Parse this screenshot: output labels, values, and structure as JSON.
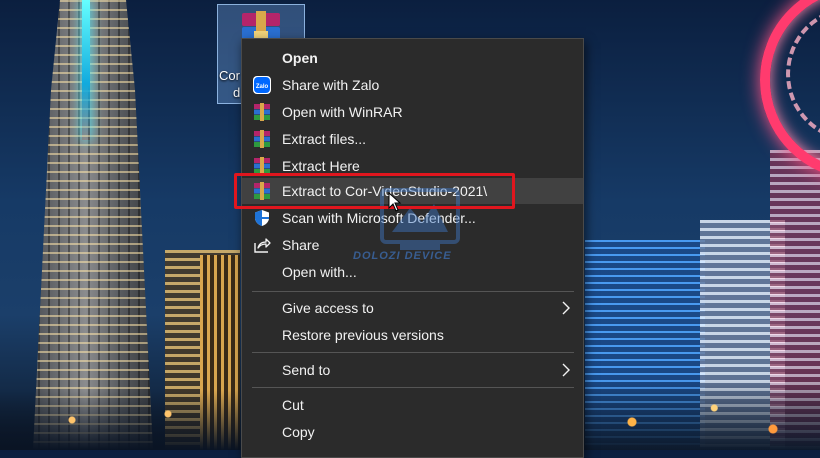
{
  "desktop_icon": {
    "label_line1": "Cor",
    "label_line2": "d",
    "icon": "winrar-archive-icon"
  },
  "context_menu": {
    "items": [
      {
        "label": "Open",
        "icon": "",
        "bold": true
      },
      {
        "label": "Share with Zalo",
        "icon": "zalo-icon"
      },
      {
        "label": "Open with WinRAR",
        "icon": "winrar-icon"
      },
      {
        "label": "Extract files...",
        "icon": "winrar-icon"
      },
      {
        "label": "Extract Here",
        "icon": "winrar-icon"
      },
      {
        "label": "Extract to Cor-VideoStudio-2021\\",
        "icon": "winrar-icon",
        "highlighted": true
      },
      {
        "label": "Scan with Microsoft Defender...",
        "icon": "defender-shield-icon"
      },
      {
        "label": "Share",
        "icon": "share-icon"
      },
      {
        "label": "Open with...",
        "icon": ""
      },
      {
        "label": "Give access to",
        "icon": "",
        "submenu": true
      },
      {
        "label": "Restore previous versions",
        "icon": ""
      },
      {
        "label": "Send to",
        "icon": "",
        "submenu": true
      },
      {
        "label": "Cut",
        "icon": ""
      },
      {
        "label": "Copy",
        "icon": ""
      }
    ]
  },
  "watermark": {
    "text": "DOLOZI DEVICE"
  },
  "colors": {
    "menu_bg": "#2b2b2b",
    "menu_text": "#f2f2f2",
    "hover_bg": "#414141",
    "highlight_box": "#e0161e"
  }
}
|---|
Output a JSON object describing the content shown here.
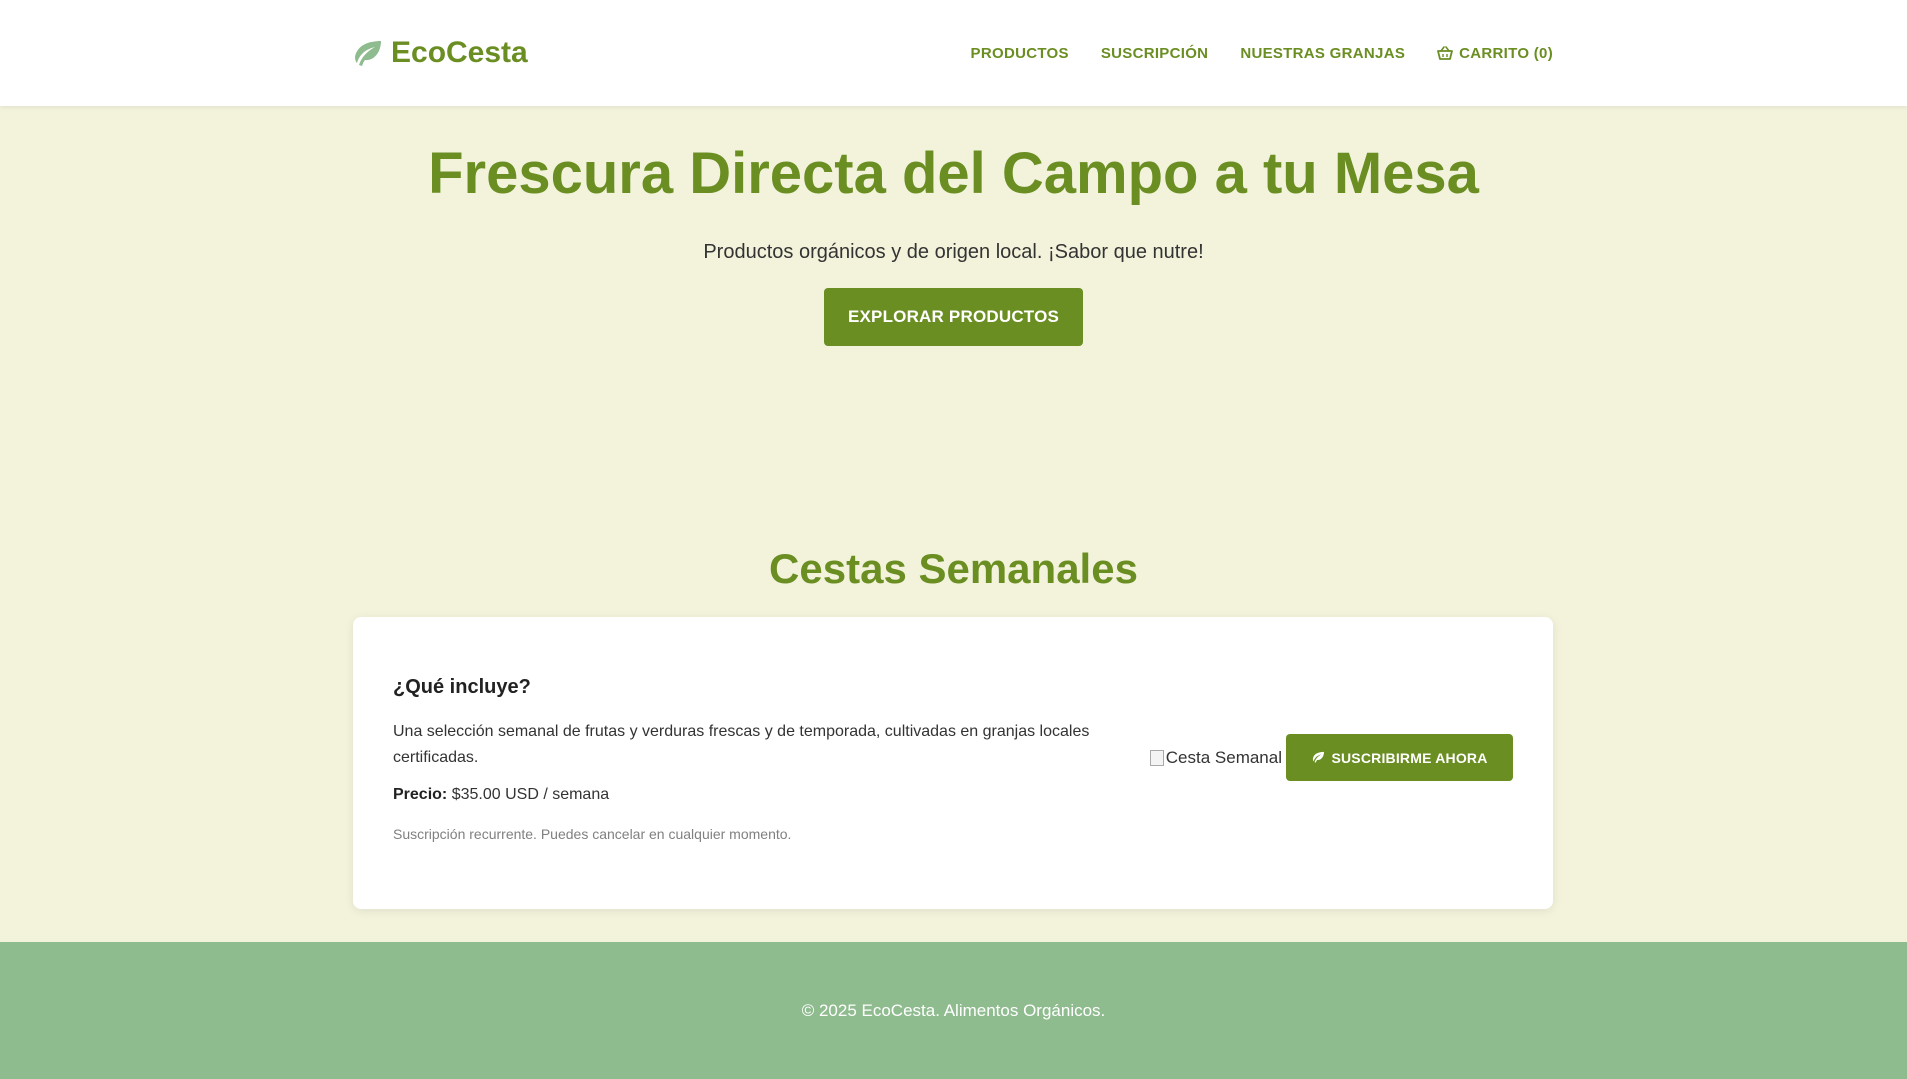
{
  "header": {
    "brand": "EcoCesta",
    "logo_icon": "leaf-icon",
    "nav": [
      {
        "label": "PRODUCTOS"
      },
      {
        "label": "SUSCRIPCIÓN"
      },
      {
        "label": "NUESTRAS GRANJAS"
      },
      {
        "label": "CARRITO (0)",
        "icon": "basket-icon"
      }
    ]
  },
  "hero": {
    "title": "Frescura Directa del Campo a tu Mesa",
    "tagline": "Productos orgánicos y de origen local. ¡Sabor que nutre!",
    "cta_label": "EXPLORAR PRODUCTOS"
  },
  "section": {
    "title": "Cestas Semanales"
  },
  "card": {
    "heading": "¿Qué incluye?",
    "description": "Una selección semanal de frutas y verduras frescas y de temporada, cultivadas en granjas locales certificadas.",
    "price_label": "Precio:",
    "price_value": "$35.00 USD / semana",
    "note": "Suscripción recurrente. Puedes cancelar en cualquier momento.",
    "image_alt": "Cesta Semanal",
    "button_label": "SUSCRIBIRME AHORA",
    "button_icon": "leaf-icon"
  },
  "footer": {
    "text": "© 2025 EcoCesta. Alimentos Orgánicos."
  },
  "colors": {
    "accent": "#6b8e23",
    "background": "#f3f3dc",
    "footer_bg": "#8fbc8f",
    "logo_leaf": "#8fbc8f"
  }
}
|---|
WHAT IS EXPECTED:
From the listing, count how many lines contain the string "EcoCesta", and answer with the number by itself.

RESPONSE AREA:
2